(Beginning of GIVEN RECORDS)

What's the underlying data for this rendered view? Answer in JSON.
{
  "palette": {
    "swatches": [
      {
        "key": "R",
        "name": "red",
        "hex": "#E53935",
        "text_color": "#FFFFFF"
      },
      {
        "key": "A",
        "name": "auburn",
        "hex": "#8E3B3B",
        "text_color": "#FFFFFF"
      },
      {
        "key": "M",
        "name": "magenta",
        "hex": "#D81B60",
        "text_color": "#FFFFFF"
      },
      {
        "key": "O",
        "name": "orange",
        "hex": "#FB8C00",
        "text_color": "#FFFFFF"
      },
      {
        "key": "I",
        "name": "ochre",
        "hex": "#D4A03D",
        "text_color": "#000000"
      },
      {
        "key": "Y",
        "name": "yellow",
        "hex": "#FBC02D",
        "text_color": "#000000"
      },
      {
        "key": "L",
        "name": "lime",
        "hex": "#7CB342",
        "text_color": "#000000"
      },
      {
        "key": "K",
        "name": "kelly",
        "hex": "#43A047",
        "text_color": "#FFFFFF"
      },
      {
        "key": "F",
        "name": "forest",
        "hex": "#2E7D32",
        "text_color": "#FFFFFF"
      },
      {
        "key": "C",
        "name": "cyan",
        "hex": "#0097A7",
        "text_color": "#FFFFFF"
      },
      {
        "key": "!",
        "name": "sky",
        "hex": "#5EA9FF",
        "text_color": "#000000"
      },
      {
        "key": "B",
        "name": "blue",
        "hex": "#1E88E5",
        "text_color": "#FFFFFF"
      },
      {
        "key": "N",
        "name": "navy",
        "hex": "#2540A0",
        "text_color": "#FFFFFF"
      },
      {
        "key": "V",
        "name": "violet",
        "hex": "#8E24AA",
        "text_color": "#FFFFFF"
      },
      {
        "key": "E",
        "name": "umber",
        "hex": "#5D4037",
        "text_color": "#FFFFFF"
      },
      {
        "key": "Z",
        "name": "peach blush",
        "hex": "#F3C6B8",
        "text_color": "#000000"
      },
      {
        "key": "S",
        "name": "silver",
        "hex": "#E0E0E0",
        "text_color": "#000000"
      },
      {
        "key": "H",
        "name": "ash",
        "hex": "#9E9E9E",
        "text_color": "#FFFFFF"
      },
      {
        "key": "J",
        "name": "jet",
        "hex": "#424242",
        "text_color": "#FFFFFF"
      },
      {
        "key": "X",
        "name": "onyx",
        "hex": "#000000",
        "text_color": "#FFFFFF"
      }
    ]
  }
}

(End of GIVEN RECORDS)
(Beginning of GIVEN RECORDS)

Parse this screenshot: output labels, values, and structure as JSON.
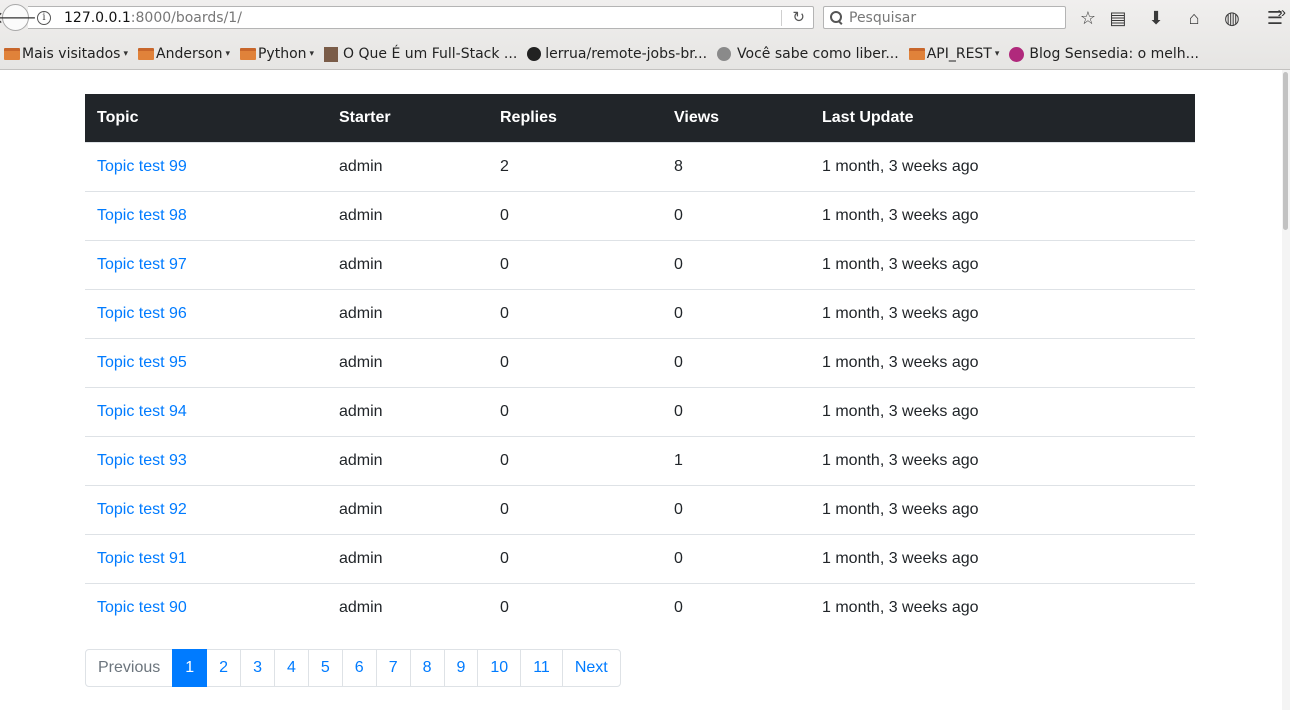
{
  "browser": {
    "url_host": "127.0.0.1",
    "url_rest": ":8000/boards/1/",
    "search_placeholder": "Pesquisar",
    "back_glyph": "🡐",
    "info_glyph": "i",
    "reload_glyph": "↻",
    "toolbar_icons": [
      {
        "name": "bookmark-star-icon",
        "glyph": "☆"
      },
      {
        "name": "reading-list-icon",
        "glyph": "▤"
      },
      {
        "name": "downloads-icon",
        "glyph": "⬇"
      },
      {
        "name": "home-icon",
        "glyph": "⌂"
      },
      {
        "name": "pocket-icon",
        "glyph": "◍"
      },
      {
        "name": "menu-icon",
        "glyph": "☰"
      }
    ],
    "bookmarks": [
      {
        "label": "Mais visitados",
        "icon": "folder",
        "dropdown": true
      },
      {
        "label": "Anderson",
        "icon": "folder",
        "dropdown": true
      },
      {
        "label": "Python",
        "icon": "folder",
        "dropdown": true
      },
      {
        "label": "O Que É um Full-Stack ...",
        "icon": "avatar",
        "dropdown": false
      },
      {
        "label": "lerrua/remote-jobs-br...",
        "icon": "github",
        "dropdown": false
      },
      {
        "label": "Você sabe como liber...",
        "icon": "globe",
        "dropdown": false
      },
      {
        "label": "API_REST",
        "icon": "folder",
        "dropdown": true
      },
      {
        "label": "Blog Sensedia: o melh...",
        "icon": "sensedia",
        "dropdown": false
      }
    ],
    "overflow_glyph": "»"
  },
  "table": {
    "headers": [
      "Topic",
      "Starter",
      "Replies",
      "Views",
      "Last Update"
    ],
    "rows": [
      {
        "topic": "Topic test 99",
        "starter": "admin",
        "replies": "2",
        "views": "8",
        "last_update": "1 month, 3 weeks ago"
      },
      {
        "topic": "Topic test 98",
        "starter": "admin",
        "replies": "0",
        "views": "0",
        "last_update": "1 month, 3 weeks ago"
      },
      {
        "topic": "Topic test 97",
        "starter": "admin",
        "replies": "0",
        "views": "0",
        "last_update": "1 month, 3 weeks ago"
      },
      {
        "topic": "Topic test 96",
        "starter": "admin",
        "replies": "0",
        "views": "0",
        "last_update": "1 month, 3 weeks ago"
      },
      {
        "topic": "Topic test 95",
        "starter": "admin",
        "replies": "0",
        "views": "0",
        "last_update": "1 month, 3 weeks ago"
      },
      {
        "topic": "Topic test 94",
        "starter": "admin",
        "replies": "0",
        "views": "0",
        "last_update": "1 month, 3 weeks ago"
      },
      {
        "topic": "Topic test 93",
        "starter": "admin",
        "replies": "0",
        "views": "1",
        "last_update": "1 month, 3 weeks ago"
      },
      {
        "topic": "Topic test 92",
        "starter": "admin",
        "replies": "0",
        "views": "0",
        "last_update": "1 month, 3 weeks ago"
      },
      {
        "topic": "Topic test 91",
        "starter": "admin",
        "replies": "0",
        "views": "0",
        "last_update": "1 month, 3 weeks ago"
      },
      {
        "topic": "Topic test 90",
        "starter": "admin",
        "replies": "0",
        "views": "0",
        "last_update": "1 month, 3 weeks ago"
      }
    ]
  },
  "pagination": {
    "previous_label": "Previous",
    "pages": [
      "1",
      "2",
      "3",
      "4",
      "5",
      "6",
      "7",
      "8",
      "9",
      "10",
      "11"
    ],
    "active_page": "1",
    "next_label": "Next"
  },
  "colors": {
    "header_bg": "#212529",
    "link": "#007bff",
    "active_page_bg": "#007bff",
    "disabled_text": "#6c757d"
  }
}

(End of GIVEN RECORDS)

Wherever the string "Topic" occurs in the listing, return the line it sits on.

> WRITTEN REPLY
      "Topic",
        "topic": "Topic test 99",
        "topic": "Topic test 98",
        "topic": "Topic test 97",
        "topic": "Topic test 96",
        "topic": "Topic test 95",
        "topic": "Topic test 94",
        "topic": "Topic test 93",
        "topic": "Topic test 92",
        "topic": "Topic test 91",
        "topic": "Topic test 90",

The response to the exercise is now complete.